But occasionally Face ID doesn't work. I sometimes have to bring the phone closer to my face than I typically hold it; and sometimes I want to unlock my phone without having to "make eye contact" with it, such as when it's lying on a desk. And while Apple says it still works with many sunglasses, apparently mine don't let enough infrared light through, so if I've got my shades on, I have to lift them up, or punch in my passcode. Personally, I've decided the occasional failure of Face ID is made up for by having the larger, more awesome screen.

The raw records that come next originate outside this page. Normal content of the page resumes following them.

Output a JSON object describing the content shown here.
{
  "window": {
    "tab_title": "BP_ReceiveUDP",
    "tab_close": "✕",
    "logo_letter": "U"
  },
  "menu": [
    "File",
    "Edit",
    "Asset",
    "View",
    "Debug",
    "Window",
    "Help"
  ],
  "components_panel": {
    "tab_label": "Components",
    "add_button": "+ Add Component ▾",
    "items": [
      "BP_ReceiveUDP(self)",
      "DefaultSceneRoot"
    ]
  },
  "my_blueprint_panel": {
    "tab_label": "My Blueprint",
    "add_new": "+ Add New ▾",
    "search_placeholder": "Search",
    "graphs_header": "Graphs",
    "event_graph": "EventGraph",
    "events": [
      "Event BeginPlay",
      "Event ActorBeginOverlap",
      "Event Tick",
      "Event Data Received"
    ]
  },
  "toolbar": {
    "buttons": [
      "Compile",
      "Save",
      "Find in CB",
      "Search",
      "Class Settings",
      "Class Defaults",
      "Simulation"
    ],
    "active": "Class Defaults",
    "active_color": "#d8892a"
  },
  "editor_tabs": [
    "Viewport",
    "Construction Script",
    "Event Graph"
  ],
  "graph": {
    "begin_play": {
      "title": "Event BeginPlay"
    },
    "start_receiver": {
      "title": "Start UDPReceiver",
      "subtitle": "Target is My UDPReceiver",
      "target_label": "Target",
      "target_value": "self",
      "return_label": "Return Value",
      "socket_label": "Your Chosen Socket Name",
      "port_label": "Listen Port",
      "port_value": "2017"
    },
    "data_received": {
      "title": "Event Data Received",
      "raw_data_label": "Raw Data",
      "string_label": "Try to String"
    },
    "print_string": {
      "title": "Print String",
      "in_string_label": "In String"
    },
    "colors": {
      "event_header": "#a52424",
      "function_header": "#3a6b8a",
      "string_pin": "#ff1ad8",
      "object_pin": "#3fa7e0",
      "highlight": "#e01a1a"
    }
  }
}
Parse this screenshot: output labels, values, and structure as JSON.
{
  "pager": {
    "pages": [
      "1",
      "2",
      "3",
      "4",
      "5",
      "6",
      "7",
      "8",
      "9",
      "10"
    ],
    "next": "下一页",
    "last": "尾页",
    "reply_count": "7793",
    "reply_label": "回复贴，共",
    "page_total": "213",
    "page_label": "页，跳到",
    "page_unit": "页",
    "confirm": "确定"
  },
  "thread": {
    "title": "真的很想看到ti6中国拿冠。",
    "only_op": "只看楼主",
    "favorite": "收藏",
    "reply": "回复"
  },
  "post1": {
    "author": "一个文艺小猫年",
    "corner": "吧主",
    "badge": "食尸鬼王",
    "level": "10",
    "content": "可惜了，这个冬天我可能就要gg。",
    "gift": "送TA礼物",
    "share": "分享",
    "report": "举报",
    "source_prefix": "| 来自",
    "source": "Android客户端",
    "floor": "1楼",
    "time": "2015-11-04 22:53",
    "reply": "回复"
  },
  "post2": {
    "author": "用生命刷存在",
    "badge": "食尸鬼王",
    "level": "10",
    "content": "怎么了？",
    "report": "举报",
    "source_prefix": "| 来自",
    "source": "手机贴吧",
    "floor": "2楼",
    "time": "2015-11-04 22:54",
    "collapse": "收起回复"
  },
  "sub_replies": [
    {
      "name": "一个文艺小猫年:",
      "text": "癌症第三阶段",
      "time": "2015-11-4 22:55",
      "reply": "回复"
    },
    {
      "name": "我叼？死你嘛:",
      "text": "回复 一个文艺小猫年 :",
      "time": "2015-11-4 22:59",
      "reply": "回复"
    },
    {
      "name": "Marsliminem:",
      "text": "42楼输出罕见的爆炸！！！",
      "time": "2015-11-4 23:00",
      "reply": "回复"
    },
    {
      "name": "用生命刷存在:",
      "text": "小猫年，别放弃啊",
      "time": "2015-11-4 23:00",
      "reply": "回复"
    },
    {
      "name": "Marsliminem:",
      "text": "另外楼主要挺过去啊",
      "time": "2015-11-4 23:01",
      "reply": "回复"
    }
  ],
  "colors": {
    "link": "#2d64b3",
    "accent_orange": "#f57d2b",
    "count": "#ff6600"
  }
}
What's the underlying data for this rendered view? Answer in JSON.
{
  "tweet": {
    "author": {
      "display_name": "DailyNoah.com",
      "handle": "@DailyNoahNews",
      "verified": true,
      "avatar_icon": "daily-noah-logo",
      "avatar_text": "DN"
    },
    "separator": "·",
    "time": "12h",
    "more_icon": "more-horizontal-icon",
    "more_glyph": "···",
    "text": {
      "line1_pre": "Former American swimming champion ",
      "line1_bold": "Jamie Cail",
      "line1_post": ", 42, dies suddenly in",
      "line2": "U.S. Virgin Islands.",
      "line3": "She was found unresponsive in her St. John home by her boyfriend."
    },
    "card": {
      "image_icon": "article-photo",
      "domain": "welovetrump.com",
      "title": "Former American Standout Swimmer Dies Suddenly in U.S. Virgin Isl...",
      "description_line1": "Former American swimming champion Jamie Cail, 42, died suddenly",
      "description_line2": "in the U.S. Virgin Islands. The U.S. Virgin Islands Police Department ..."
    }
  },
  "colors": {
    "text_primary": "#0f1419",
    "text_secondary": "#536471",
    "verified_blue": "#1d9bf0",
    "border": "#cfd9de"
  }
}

The rest of the phone is familiar to anyone already running iOS 11 -- it's an iPhone. But it's a gorgeous iPhone, with a big screen in a small package. But if that's not what you need, you can certainly buy an iPhone 8 or 8 Plus and be in great shape.


Is It Safe to Update My Mac?

Several of you have been asking us whether it's safe to update your Mac operating system to High Sierra. For now, my advice is still to hold off, as it still has some issues. But, if you really want it, more than likely nothing bad will happen. Please check that you have a recent Time Machine backup before you do it, however. (Click on the Time Machine icon in the menu bar -- it looks like a clock with an arrow wrapped around it -- and look at the first grey line in the dropdown menu to see the most recent backup date.)

Is It Safe to Update My iPhone?

If you've been holding off on iOS 11 on your iPhone, it's safe to update. Go for it. If you want to be extra careful, check your iCloud backup: go to Settings -> (your name at the top) -> iCloud -> iCloud backup, and you will be able to see your most recent backup date; you may also click "Back Up Now" to get current.

(November 2017)


(212) 353-3310